Dental assistants are part of the dental delivery healthcare team under the direct, personal supervision of a dentist. They perform a variety of support functions as allowed and determined by being either an unlicensed dental assistant or a New York State certified/registered/licensed dental assistant.
It’s important to note the distinction between an unlicensed dental assistant and a New York State certified/registered/licensed dental assistant:
Unlicensed dental assistants may provide supportive services to a licensed dentist who is personally performing a service or procedure to a patient. The dentist must be physically present at the chairside and attending to the patient. An unlicensed dental assistant acts as an extra pair of hands for the dentist during procedures, performing tasks such as suctioning excess saliva, providing instruments, or holding a matrix strip or curing lamp while the dentist is practicing on the patient. This is often referred to as "four handed dentistry" and may only be performed while the dentist is physically attending to the patient with the dental assistant.
An unlicensed dental assistant may not perform any supportive service while the dentist is not physically present at the chairside and attending to the patient.
Unlicensed dental assistants may perform additional tasks such as:
- preparing the patient for treatment by seating patients, obtaining records and applying protective garb;
- preparing instruments, materials and medicaments to be used;
- taking dental x-rays in accordance with section 3515(4)(c) of the Public Health Law and section 89.45 of the Administrative Rules and Regulations for Public Health;
- decontaminating, scrubbing, packaging and sterilizing all instruments;

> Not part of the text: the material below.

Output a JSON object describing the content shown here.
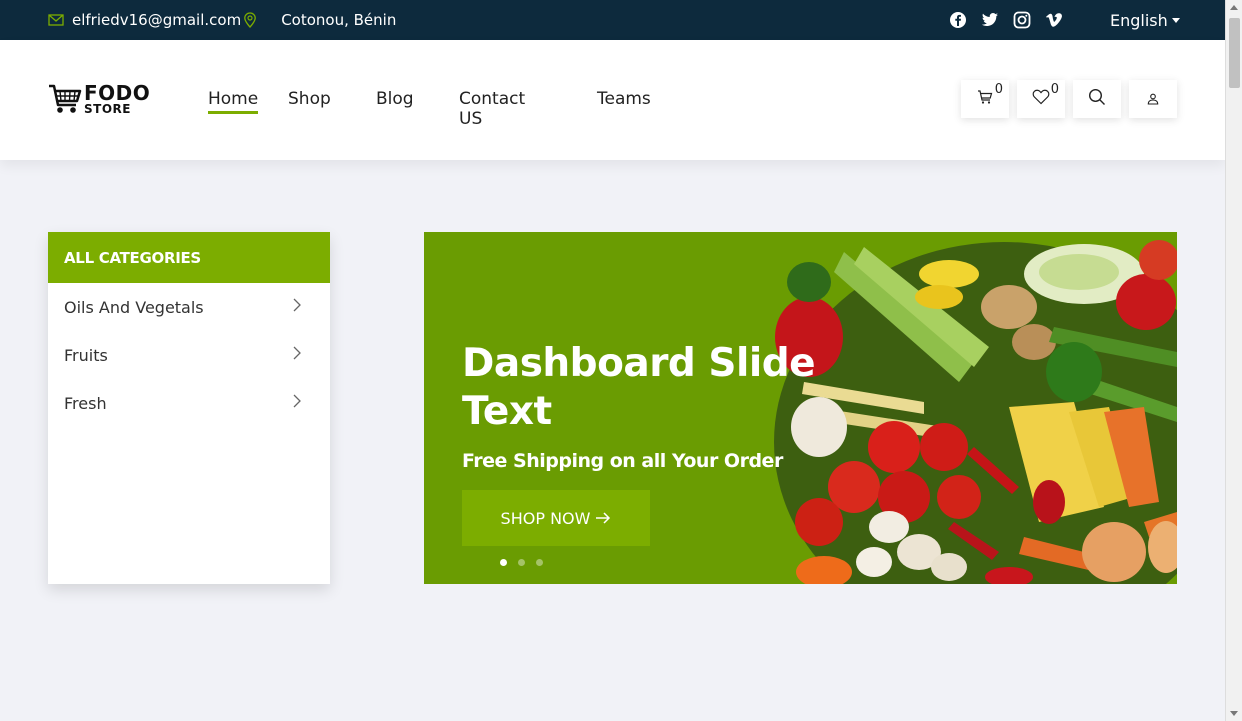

- performing solely mechanical work upon inert matter in a dental office, e.g. trimming or mounting impressions taken by the dentist.
New York State certified/registered/licensed dental assistants may perform a variety of support functions including those listed above. Based on their scope of practice, licensed dental assistants are also allowed to:
- provide patient education;
- take preliminary medical histories and vital signs for review by a dentist;
- place and remove rubber dams, matrix bands, ligature ties and temporary separating devices;
- remove orthodontic arch wires, periodontal dressings, and temporary cement (not including temporary fillings);
- select and pre-fit temporary crowns and orthodontic bands;
- take impressions for study casts, diagnostic casts, space maintainers, orthodontic appliances, and occlusal guards (guards that prevent grinding of the teeth);
- remove stitches placed by a dentist; and
- apply topical cavity-preventing and desensitizing agents to the teeth.
Only individuals who have met all the requirements for certification and have been issued a license to practice as a New York State licensed certified dental assistant may use the title "Certified Dental Assistant". (see Licensure Requirements and Procedure section)
Dental Assisting Program of Study
Dental assisting programs of study deliver a curriculum which provides students with knowledge and skills related to the field of dental health. Program components may include clerical and administrative tasks, maintaining computerized dental records, medical terminology, patient communication, infection control and sterilization techniques, preparation of restorative and impression materials, dental radiography, and CPR. The didactic learning combined with supervised clinical experience (see below) comprises a program of study.
Dental assisting programs of study which are not approved/registered (Inventory of Registered Programs) through the New York State Office of Professions, are considered dental chairside programs and prepare students only for unlicensed dental assisting careers.
Health sciences education prepares secondary and adult students for employment in the health care industry and for postsecondary education. The three integral components of all health sciences programs of study are a health science education core curriculum, content specific curriculum, and supervised clinical experience.
Health Sciences Core Curriculum
A health sciences education core curriculum serves as the foundation to prepare students for individual health sciences careers and must include Health Science Learning Standards.
The National Consortium for Health Science Education (NCHSE) Health Science Standards are acceptable learning standards on which to develop the Health Sciences Core as part of a Health Sciences program of study.
Supervised Clinical Experience
- Affiliation agreement(s) must be established (a written contract with partnering healthcare facilities).
- Students may enter a clinical setting only after receiving prior program instruction, demonstrating related skill and knowledge, all under supervision by the school’s program instructor.
- 108 hours (1 unit) of clinical experience must be conducted in a work setting as defined by the program of study.
- Scopes of practice under various state licensures must be considered when developing hands on activities in implementation of health sciences programs.